    Exactly how prepared they actually were is open to question. Four days before the riot, the Oath Keepers were still trying to figure out what they would do if the bridges across the Potomac River were closed. When Kelly Meggs, head of the group's Florida chapter, posed the question in a Signal chat, the indictment says, "the North Carolina QRF team leader wrote, 'My sources DC working on procuring Boat transportation as we speak.'" Thomas Caldwell, a Virginia Oath Keeper, sent this message to "his contacts":

    Can't believe I just thought of this: how many people either in the militia or not
    (who are still supportive of our efforts to save the Republic) have a boat on a trailer that [could] handle a Potomac crossing? If we had someone standing by at a dock ramp (one near the Pentagon for sure) we could have our Quick Response Team with the heavy weapons standing by, quickly load them and ferry them across the river to our waiting arms.

    The indictment does not say what, if anything, came of that plan. In any event, the "QRF teams" remained at the Comfort Inn in Ballston. The Oath Keepers who went to the Capitol on January 6 evidently did not bring any firearms, although they did have "hard-knuckle tactical gloves, tactical vests, ballistic goggles, radios, chemical sprays, a paracord attachment, fatigues, goggles, scissors, a large stick," and a German Shepherd named Warrior.

    A large stick! Was it a sharp stick?

  • Blowing hot air into a leaky balloon. Glenn Greenwald notes the latest non-separation of powers: Congress's 1/6 Committee Claims Absolute Power as it Investigates Citizens With No Judicial Limits

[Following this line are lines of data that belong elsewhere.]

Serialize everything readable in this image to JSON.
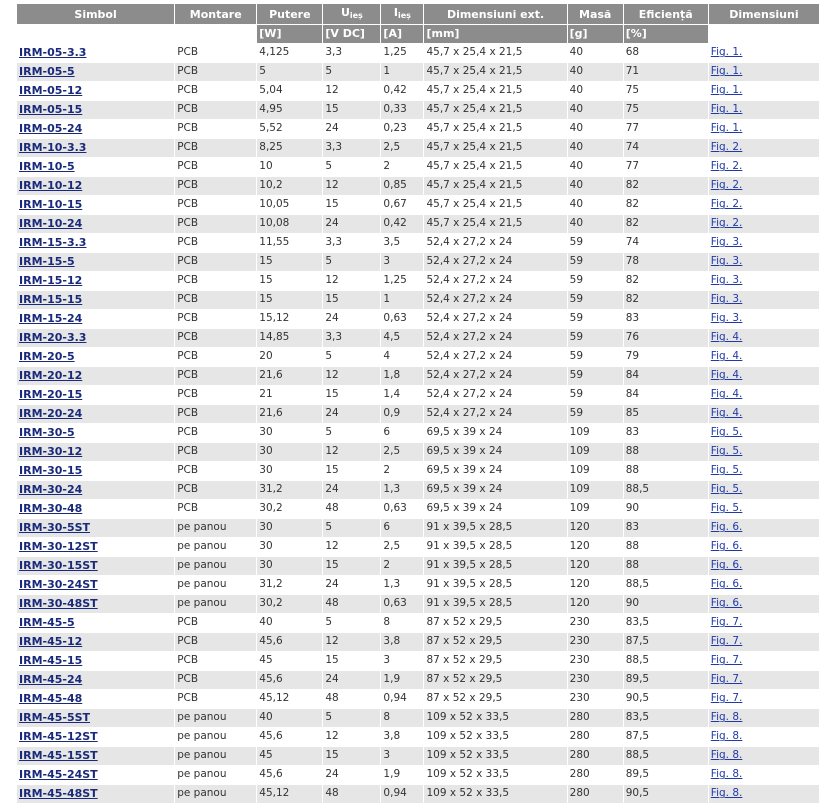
{
  "headers": {
    "simbol": "Simbol",
    "montare": "Montare",
    "putere": "Putere",
    "u_base": "U",
    "u_sub": "ieș",
    "i_base": "I",
    "i_sub": "ieș",
    "dimensiuni_ext": "Dimensiuni ext.",
    "masa": "Masă",
    "eficienta": "Eficiență",
    "dimensiuni": "Dimensiuni"
  },
  "units": {
    "putere": "[W]",
    "u": "[V DC]",
    "i": "[A]",
    "dimensiuni_ext": "[mm]",
    "masa": "[g]",
    "eficienta": "[%]"
  },
  "rows": [
    [
      "IRM-05-3.3",
      "PCB",
      "4,125",
      "3,3",
      "1,25",
      "45,7 x 25,4 x 21,5",
      "40",
      "68",
      "Fig. 1."
    ],
    [
      "IRM-05-5",
      "PCB",
      "5",
      "5",
      "1",
      "45,7 x 25,4 x 21,5",
      "40",
      "71",
      "Fig. 1."
    ],
    [
      "IRM-05-12",
      "PCB",
      "5,04",
      "12",
      "0,42",
      "45,7 x 25,4 x 21,5",
      "40",
      "75",
      "Fig. 1."
    ],
    [
      "IRM-05-15",
      "PCB",
      "4,95",
      "15",
      "0,33",
      "45,7 x 25,4 x 21,5",
      "40",
      "75",
      "Fig. 1."
    ],
    [
      "IRM-05-24",
      "PCB",
      "5,52",
      "24",
      "0,23",
      "45,7 x 25,4 x 21,5",
      "40",
      "77",
      "Fig. 1."
    ],
    [
      "IRM-10-3.3",
      "PCB",
      "8,25",
      "3,3",
      "2,5",
      "45,7 x 25,4 x 21,5",
      "40",
      "74",
      "Fig. 2."
    ],
    [
      "IRM-10-5",
      "PCB",
      "10",
      "5",
      "2",
      "45,7 x 25,4 x 21,5",
      "40",
      "77",
      "Fig. 2."
    ],
    [
      "IRM-10-12",
      "PCB",
      "10,2",
      "12",
      "0,85",
      "45,7 x 25,4 x 21,5",
      "40",
      "82",
      "Fig. 2."
    ],
    [
      "IRM-10-15",
      "PCB",
      "10,05",
      "15",
      "0,67",
      "45,7 x 25,4 x 21,5",
      "40",
      "82",
      "Fig. 2."
    ],
    [
      "IRM-10-24",
      "PCB",
      "10,08",
      "24",
      "0,42",
      "45,7 x 25,4 x 21,5",
      "40",
      "82",
      "Fig. 2."
    ],
    [
      "IRM-15-3.3",
      "PCB",
      "11,55",
      "3,3",
      "3,5",
      "52,4 x 27,2 x 24",
      "59",
      "74",
      "Fig. 3."
    ],
    [
      "IRM-15-5",
      "PCB",
      "15",
      "5",
      "3",
      "52,4 x 27,2 x 24",
      "59",
      "78",
      "Fig. 3."
    ],
    [
      "IRM-15-12",
      "PCB",
      "15",
      "12",
      "1,25",
      "52,4 x 27,2 x 24",
      "59",
      "82",
      "Fig. 3."
    ],
    [
      "IRM-15-15",
      "PCB",
      "15",
      "15",
      "1",
      "52,4 x 27,2 x 24",
      "59",
      "82",
      "Fig. 3."
    ],
    [
      "IRM-15-24",
      "PCB",
      "15,12",
      "24",
      "0,63",
      "52,4 x 27,2 x 24",
      "59",
      "83",
      "Fig. 3."
    ],
    [
      "IRM-20-3.3",
      "PCB",
      "14,85",
      "3,3",
      "4,5",
      "52,4 x 27,2 x 24",
      "59",
      "76",
      "Fig. 4."
    ],
    [
      "IRM-20-5",
      "PCB",
      "20",
      "5",
      "4",
      "52,4 x 27,2 x 24",
      "59",
      "79",
      "Fig. 4."
    ],
    [
      "IRM-20-12",
      "PCB",
      "21,6",
      "12",
      "1,8",
      "52,4 x 27,2 x 24",
      "59",
      "84",
      "Fig. 4."
    ],
    [
      "IRM-20-15",
      "PCB",
      "21",
      "15",
      "1,4",
      "52,4 x 27,2 x 24",
      "59",
      "84",
      "Fig. 4."
    ],
    [
      "IRM-20-24",
      "PCB",
      "21,6",
      "24",
      "0,9",
      "52,4 x 27,2 x 24",
      "59",
      "85",
      "Fig. 4."
    ],
    [
      "IRM-30-5",
      "PCB",
      "30",
      "5",
      "6",
      "69,5 x 39 x 24",
      "109",
      "83",
      "Fig. 5."
    ],
    [
      "IRM-30-12",
      "PCB",
      "30",
      "12",
      "2,5",
      "69,5 x 39 x 24",
      "109",
      "88",
      "Fig. 5."
    ],
    [
      "IRM-30-15",
      "PCB",
      "30",
      "15",
      "2",
      "69,5 x 39 x 24",
      "109",
      "88",
      "Fig. 5."
    ],
    [
      "IRM-30-24",
      "PCB",
      "31,2",
      "24",
      "1,3",
      "69,5 x 39 x 24",
      "109",
      "88,5",
      "Fig. 5."
    ],
    [
      "IRM-30-48",
      "PCB",
      "30,2",
      "48",
      "0,63",
      "69,5 x 39 x 24",
      "109",
      "90",
      "Fig. 5."
    ],
    [
      "IRM-30-5ST",
      "pe panou",
      "30",
      "5",
      "6",
      "91 x 39,5 x 28,5",
      "120",
      "83",
      "Fig. 6."
    ],
    [
      "IRM-30-12ST",
      "pe panou",
      "30",
      "12",
      "2,5",
      "91 x 39,5 x 28,5",
      "120",
      "88",
      "Fig. 6."
    ],
    [
      "IRM-30-15ST",
      "pe panou",
      "30",
      "15",
      "2",
      "91 x 39,5 x 28,5",
      "120",
      "88",
      "Fig. 6."
    ],
    [
      "IRM-30-24ST",
      "pe panou",
      "31,2",
      "24",
      "1,3",
      "91 x 39,5 x 28,5",
      "120",
      "88,5",
      "Fig. 6."
    ],
    [
      "IRM-30-48ST",
      "pe panou",
      "30,2",
      "48",
      "0,63",
      "91 x 39,5 x 28,5",
      "120",
      "90",
      "Fig. 6."
    ],
    [
      "IRM-45-5",
      "PCB",
      "40",
      "5",
      "8",
      "87 x 52 x 29,5",
      "230",
      "83,5",
      "Fig. 7."
    ],
    [
      "IRM-45-12",
      "PCB",
      "45,6",
      "12",
      "3,8",
      "87 x 52 x 29,5",
      "230",
      "87,5",
      "Fig. 7."
    ],
    [
      "IRM-45-15",
      "PCB",
      "45",
      "15",
      "3",
      "87 x 52 x 29,5",
      "230",
      "88,5",
      "Fig. 7."
    ],
    [
      "IRM-45-24",
      "PCB",
      "45,6",
      "24",
      "1,9",
      "87 x 52 x 29,5",
      "230",
      "89,5",
      "Fig. 7."
    ],
    [
      "IRM-45-48",
      "PCB",
      "45,12",
      "48",
      "0,94",
      "87 x 52 x 29,5",
      "230",
      "90,5",
      "Fig. 7."
    ],
    [
      "IRM-45-5ST",
      "pe panou",
      "40",
      "5",
      "8",
      "109 x 52 x 33,5",
      "280",
      "83,5",
      "Fig. 8."
    ],
    [
      "IRM-45-12ST",
      "pe panou",
      "45,6",
      "12",
      "3,8",
      "109 x 52 x 33,5",
      "280",
      "87,5",
      "Fig. 8."
    ],
    [
      "IRM-45-15ST",
      "pe panou",
      "45",
      "15",
      "3",
      "109 x 52 x 33,5",
      "280",
      "88,5",
      "Fig. 8."
    ],
    [
      "IRM-45-24ST",
      "pe panou",
      "45,6",
      "24",
      "1,9",
      "109 x 52 x 33,5",
      "280",
      "89,5",
      "Fig. 8."
    ],
    [
      "IRM-45-48ST",
      "pe panou",
      "45,12",
      "48",
      "0,94",
      "109 x 52 x 33,5",
      "280",
      "90,5",
      "Fig. 8."
    ]
  ],
  "colors": {
    "header_bg": "#8c8c8c",
    "row_alt_bg": "#e6e6e6",
    "symbol_link": "#1a2a7a",
    "fig_link": "#1f3aa8"
  }
}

    In its ongoing attempt to investigate and gather information about private U.S. citizens, the Congressional 1/6 Committee is claiming virtually absolute powers that not even the FBI or other law enforcement agencies enjoy. Indeed, lawyers for the committee have been explicitly arguing that nothing proscribes or limits their authority to obtain data regarding whichever citizens they target and, even more radically, that the checks imposed on the FBI (such as the requirement to obtain judicial authorization for secret subpoenas) do not apply to the committee.

    As we have previously reported and as civil liberties groups have warned, there are serious constitutional doubts about the existence of the committee itself. Under the Constitution and McCarthy-era Supreme Court cases interpreting it, the power to investigate crimes lies with the executive branch, supervised by the judiciary, and not with Congress. Congress does have the power to conduct investigations, but that power is limited to two narrow categories: (1) when doing so is designed to assist in its law-making duties (e.g., directing executives of oil companies to testify when considering new environmental laws) and (2) in order to exert oversight over the executive branch.

    Making a guest appearance in Greenwald's article: Loretta Lynch, most famous for her secret tarmac meeting with Bill Clinton when she was Attorney General, and her department was investigating Hillary's e-mail shenanigans.

Last Modified 2023-02-09 1:54 PM EDT